Walmart plans to add a 1 million-square-foot distribution center to its Baytown, Texas, supply chain campus, near Houston.
To be located at 4633 Borusan Rd., the new DC is slated to open this fall and will be Walmart’s fourth facility in Baytown, enlarging the campus’ total space to more than 5 million square feet, the Bentonville, Ark.-based retail giant said Thursday.
“Walmart is excited to expand our Baytown campus and another step in Walmart’s continued investment in the state,” Mike Gray, senior vice president of supply chain operations for Walmart. “The Baytown campus and our other regional facilities continue to bring exciting new career opportunities within Walmart’s modern supply chain to hundreds of residents of the Houston area — all while helping us provide our local customers their everyday necessities with more variety and efficiency than ever before.”
The new facility is expected to create another 300 full-time jobs, due to growth across multiple shifts, according to Walmart.
“A highly skilled labor pool in the Houston area, and Texas more broadly, makes Baytown a prime destination for Walmart to continue expanding our supply chain network,” commented Karisa Sprague, senior vice president of U.S. supply chain people for Walmart U.S.
Overall, Walmart employs over 185,000 associates and operates 19 distribution centers, and 593 retail stores in Texas.
Walmart has been steadily bolstering its supply chain capacity, including through the use of automation, to support rising demand, improve the customer experience and raise productivity. Last July, the company unveiled plans to automate 25 of its 42 regional distribution centers with robotics and other automation technology.

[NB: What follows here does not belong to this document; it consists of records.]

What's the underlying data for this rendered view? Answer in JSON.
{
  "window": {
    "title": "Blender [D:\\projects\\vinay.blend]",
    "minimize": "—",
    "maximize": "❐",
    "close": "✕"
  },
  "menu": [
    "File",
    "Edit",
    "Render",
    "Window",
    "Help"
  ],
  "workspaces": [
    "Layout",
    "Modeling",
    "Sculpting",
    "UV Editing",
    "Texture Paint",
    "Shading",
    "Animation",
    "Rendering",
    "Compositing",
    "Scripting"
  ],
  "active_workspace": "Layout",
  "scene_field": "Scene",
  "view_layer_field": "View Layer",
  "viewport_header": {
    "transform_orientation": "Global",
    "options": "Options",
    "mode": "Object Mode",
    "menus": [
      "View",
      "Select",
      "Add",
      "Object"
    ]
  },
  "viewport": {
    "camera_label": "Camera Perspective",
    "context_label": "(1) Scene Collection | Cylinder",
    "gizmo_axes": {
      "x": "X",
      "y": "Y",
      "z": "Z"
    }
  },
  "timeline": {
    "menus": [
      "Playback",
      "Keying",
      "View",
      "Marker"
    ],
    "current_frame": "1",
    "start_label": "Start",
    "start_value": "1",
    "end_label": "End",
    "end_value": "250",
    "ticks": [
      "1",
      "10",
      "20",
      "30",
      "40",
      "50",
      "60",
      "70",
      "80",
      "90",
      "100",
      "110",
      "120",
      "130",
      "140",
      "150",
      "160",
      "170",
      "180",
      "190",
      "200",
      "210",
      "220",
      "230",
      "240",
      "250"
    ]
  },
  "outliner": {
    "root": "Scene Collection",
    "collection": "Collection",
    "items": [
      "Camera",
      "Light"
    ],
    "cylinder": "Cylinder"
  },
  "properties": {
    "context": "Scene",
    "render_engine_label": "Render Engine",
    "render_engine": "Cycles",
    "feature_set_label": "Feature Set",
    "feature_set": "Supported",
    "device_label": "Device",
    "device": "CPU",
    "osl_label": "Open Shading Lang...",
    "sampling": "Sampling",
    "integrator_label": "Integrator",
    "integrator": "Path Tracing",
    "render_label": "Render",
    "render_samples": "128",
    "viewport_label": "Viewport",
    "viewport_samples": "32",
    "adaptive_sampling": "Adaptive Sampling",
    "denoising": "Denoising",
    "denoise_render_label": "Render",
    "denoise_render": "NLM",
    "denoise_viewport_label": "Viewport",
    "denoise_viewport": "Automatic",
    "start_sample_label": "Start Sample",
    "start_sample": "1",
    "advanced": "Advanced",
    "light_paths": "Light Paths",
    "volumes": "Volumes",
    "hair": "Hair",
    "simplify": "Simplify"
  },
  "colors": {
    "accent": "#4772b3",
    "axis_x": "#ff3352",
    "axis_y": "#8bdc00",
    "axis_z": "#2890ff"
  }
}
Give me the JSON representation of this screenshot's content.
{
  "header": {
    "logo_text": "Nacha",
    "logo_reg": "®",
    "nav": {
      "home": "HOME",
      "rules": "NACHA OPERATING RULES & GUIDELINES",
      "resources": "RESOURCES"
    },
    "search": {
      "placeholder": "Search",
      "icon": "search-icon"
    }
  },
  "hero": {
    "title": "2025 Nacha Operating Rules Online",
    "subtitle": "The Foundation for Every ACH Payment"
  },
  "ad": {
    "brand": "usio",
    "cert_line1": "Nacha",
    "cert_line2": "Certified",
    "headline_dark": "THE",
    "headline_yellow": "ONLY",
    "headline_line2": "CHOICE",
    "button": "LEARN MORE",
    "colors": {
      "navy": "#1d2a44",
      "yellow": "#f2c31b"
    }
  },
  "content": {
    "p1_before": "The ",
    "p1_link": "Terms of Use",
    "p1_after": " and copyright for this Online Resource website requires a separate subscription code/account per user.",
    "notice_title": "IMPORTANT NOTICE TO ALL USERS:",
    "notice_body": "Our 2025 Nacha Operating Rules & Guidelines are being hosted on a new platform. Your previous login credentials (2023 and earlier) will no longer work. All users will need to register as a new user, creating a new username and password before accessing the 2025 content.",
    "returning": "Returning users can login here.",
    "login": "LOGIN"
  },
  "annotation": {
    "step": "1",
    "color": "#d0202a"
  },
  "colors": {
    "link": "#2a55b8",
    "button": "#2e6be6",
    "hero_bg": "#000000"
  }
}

This past October, Walmart said it aims to build a high-tech distribution center for fresh and frozen food in Lyman, S.C., which will be the retailer’s biggest grocery DC to date. Due to open in 2024, the more than 720,000-square-foot facility will move twice as much grocery product — including perishables such as produce, eggs, dairy, flowers and frozen goods — in supplying area stores via a combination of manual labor and automation, robotics and machine learning technology, the retailer reported.
About two weeks later, in November, Walmart unveiled plans to build two high-tech DCs in the Dallas-Fort Worth area. The project in Lancaster, Texas, includes a 1.5 million-square-foot automated fulfillment center expected to open in 2023 and a 730,000-square-foot automated grocery DC slated to open in 2024. Walmart said the facilities will be among the largest automated fulfillment and distribution centers in its network.
Walmart, too, is adding e-commerce fulfillment centers (EFC), which store millions of items ordered via Walmart.com to be picked, packed and shipped directly to customers, whereas distribution centers focus on receiving, storing and distributing product to Walmart stores. On Tuesday, the company announced plans to build a 1.8 million-square-foot EFC in Shippensburg, Pa. Also upcoming are a 1 million-square-foot EFC in Olive Branch, Miss., a 1 million-square-foot EFC in Salt Lake City and a 925,000-square-foot automated EFC in Lebanon, Tenn.